Several papers are reporting what we have been hearing for the past week – a possible second economic stimulus package is in the early stages of discussion. As the Wall Street Journal reported:
Senate Majority Leader Harry Reid (D., Nev.) said he had spoken to the Democratic leadership in the House of Representatives about a second economic-stimulus package, in another attempt to bring the country out of what increasingly seems to be a severe economic downturn.
If Congress takes up another stimulus package, it will likely be in September, not July, and it should include provisions to free up small business capital like relief from the built in gains tax.
Why is small business capital important right now? Secretary Paulson and Fed Chairman Bernanke testified yesterday about the on-going challenge faced by the housing market and, more specifically, what might happen if the financial condition of the two massive government sponsored secondary market entities – Fannie Mae and Freddie Mac – continues to deteriorate.
The challenge for lenders is two-fold. First, the GSEs make up a majority of the secondary mortgage market and their withdrawal would create a liquidity challenge for banks and homebuyers. It would be significantly harder to get a home loan. Perhaps more importantly, banks hold significant amounts of GSE debt. Large losses related to this debt would result in banks being undercapitalized, forcing them to restrict their lending and raise more capital.
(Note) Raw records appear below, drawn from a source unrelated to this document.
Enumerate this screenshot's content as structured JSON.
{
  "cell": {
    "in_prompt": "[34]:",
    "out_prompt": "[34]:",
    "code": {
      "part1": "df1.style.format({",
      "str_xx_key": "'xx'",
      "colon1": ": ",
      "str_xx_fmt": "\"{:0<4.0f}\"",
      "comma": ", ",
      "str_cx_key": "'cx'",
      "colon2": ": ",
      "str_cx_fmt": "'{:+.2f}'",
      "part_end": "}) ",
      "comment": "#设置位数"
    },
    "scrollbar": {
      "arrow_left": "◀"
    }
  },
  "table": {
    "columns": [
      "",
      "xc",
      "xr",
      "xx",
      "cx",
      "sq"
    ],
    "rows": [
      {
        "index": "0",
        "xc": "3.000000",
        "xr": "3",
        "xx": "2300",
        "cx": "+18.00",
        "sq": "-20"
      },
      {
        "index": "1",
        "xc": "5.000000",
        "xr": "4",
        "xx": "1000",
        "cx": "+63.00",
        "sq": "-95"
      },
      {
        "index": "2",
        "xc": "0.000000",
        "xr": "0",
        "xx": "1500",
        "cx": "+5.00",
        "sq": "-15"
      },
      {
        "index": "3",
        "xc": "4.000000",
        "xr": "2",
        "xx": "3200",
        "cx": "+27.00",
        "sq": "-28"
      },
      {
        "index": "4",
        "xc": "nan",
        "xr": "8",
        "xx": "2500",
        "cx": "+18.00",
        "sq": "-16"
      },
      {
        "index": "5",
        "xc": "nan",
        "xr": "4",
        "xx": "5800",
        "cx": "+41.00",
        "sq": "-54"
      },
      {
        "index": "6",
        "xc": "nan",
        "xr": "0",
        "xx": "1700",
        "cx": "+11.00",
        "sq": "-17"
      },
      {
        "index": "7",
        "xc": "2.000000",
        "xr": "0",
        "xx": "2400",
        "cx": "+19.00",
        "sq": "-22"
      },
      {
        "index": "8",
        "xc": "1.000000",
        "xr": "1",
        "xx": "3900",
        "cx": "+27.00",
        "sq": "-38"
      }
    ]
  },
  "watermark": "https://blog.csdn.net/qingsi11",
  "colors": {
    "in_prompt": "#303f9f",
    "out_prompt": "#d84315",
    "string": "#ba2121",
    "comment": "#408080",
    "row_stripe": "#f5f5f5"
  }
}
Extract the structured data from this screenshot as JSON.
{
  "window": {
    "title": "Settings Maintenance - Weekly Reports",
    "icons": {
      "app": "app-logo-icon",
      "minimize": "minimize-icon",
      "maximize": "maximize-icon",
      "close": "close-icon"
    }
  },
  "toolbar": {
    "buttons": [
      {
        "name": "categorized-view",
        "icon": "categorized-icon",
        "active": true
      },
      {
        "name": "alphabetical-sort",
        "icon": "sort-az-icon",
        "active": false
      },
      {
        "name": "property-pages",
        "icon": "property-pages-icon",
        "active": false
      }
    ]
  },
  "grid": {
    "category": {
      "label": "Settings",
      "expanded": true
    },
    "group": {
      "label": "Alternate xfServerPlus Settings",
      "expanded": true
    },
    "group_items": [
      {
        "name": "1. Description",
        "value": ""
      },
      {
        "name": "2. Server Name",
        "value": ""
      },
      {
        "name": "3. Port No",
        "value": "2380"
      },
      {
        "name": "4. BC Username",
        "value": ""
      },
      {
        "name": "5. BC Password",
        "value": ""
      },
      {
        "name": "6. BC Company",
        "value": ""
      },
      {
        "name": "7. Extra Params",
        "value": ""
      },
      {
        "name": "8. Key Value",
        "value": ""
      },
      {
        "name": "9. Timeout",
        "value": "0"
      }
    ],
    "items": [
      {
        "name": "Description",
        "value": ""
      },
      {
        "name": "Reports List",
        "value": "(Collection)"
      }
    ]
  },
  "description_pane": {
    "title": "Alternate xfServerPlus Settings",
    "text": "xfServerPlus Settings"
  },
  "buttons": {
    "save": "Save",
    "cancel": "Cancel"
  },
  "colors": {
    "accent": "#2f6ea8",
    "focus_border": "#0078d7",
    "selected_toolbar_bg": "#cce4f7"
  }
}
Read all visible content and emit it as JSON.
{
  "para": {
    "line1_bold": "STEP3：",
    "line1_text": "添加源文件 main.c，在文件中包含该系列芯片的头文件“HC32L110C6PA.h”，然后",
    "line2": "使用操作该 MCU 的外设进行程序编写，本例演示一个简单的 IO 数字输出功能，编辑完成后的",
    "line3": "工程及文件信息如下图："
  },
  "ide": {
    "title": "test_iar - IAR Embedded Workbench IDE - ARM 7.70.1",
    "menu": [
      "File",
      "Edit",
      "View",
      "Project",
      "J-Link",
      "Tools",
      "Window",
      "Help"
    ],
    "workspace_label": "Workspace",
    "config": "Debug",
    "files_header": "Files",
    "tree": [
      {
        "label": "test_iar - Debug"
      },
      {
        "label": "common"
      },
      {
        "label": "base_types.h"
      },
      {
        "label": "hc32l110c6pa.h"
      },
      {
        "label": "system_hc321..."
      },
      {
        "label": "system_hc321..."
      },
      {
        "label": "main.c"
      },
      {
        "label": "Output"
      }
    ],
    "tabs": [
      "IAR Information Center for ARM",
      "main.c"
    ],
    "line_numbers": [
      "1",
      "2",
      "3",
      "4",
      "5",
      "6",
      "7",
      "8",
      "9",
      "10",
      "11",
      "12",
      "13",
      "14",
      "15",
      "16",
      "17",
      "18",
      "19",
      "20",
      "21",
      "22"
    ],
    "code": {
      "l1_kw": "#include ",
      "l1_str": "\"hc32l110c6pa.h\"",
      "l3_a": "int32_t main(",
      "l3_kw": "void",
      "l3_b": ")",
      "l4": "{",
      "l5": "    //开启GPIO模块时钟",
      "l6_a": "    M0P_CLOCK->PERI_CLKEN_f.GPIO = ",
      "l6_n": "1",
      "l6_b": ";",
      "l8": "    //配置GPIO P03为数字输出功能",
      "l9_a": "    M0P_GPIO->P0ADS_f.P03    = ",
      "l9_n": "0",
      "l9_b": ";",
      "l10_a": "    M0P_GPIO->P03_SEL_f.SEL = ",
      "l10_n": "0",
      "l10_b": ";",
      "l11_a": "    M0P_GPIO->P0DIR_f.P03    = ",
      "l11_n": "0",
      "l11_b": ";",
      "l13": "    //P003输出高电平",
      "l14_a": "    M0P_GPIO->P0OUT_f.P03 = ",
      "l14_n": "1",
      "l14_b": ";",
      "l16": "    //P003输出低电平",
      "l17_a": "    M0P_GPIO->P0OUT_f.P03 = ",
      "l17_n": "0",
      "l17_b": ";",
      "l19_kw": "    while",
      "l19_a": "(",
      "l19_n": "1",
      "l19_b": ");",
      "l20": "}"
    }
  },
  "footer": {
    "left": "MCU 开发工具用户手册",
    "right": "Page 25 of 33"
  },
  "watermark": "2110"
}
For these reasons, no one in Washington believes the government will allow the two GSEs to fail. Exactly how the GSEs get from here to health, however, will have implications for the on-going ability of America’s small businesses to access credit, making reforms like the built in gains tax relief even more critical
Small Business and Inflation
Your intrepid S Corporation staff spoke with some S corporation pizza parlor owners last month. The parlors are part of a national chain, and the owners were concerned that while their ingredient and delivery costs had risen dramatically in the past year, the chain had not yet adjusted its prices accordingly. This tension was not sustainable and the chain was going to authorize new price structure. More expensive pizzas, they warned, are just around the corner.
We were reminded of that conversation this week when NFIB issued its increasingly-misnamed monthly Index of Small Business Optimism. At 89.2, the index continues to be in the recession zone. (Contrary to surveys of larger businesses, we would point out, that do not signal recession.) The surprise this month, however, is that inflation now tops their list of concerns. As NFIB writes:
“Since 1983, the average percent of owners citing inflation as a top problem has been 3 percent. In February 2008, 8 percent cited inflation as their top problem. By May, 17 percent said inflation was their top concern, and in June it rocketed to 20 percent.”
Higher energy and food prices are spreading to other parts of the economy and becoming an established part of people’s expectations as they make plans for next year and beyond. After a quarter century of disinflation, those experts who are warning we have turned the corner and are entering an inflationary cycle are beginning to look very smart.